▸ **THE INPUT**:
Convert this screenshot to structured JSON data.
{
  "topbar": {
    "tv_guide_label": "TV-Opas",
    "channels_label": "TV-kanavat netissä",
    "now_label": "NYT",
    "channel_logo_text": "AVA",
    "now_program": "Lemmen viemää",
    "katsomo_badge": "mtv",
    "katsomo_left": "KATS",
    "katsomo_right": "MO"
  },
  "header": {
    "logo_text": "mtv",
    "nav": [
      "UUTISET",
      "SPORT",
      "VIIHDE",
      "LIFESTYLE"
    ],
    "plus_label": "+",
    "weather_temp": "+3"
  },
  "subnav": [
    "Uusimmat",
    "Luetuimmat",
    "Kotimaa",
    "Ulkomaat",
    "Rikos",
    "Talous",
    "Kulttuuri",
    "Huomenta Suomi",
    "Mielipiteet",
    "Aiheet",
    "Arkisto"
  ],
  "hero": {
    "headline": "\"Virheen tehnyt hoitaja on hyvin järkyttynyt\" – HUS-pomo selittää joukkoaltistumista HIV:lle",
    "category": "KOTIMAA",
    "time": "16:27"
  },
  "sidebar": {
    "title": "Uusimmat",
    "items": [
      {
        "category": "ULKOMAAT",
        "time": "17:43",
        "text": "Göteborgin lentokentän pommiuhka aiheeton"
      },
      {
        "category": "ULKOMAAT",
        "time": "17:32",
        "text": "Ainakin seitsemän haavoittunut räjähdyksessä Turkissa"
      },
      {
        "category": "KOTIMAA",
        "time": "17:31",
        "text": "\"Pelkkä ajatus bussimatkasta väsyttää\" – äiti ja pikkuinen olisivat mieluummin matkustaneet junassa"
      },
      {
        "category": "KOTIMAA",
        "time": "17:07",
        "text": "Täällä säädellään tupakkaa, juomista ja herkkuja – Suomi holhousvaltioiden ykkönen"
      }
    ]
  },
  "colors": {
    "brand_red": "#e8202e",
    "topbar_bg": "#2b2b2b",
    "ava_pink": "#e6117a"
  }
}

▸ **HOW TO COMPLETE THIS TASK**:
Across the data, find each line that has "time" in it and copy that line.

▸ **OUTPUT FOR THIS EXERCISE**:
    "time": "16:27"
        "time": "17:43",
        "time": "17:32",
        "time": "17:31",
        "time": "17:07",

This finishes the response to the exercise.